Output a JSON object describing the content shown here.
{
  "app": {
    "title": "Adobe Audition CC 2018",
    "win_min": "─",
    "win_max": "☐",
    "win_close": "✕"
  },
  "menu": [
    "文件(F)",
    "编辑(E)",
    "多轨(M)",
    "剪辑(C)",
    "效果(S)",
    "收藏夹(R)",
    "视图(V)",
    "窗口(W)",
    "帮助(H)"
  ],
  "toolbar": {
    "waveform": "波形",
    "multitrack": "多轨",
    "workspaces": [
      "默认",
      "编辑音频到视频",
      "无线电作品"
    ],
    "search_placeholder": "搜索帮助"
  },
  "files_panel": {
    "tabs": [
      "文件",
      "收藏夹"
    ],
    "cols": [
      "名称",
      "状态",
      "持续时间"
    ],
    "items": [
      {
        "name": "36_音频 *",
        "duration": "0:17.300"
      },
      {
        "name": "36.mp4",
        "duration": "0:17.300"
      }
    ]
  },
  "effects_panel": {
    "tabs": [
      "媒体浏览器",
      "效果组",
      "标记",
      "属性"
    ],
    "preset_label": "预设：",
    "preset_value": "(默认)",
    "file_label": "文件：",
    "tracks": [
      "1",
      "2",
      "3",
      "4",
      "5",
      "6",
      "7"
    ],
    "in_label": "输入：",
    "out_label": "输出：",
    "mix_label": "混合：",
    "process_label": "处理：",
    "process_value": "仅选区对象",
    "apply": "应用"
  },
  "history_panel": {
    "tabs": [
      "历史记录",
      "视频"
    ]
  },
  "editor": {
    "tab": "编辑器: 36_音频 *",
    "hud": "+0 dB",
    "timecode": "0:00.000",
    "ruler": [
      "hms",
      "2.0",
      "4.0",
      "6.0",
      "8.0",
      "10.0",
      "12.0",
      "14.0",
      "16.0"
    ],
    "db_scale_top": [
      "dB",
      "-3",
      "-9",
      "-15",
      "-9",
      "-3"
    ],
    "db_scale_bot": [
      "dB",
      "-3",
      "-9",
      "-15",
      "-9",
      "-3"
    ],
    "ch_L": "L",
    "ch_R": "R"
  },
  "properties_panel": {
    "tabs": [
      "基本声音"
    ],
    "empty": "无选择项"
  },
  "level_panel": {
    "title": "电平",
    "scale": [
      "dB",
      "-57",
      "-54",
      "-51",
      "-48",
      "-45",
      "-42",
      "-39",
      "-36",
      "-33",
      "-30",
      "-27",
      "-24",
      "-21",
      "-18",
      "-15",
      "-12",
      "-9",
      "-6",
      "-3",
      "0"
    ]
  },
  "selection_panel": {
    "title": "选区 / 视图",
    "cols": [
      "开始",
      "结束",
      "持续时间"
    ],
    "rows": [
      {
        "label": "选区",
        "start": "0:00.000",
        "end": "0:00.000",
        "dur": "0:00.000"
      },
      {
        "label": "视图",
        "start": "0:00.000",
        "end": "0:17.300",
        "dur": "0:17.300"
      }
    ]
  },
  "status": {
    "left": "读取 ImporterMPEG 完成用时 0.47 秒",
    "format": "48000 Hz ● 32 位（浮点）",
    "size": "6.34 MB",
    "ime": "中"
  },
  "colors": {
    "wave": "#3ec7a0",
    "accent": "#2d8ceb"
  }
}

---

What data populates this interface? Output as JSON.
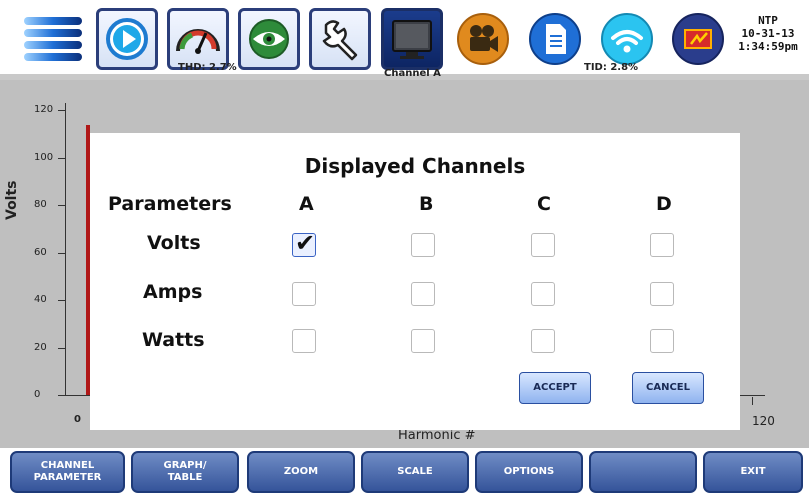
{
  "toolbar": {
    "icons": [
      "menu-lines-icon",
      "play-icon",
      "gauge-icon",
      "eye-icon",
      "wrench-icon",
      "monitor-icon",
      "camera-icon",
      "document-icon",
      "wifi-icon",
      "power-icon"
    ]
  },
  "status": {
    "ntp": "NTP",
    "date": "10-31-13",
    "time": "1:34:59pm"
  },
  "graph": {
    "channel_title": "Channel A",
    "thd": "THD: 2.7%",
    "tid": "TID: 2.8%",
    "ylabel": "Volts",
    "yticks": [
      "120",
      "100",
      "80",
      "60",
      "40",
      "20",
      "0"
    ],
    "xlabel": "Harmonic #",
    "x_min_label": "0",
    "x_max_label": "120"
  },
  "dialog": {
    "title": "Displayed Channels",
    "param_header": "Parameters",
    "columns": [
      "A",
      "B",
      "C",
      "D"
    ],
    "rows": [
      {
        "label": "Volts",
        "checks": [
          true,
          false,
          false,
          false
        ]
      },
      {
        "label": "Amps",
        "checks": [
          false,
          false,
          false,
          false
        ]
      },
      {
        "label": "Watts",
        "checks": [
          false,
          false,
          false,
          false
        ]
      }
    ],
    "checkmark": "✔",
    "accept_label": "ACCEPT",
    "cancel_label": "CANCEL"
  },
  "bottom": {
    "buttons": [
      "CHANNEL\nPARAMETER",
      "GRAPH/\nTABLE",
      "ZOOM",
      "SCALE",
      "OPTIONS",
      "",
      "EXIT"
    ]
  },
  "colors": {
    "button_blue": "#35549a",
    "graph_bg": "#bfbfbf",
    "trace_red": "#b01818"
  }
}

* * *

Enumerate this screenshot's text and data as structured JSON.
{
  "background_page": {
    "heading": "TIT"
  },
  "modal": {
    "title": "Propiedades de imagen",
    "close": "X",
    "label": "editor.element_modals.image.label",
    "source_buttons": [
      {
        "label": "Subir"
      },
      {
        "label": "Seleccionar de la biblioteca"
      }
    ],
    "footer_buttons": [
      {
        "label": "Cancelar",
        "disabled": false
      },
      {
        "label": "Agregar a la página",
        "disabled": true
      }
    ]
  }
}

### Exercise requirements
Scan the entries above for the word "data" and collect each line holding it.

### Output of the exercise
What data populates this interface? Output as JSON.
Enumerate this screenshot's text and data as structured JSON.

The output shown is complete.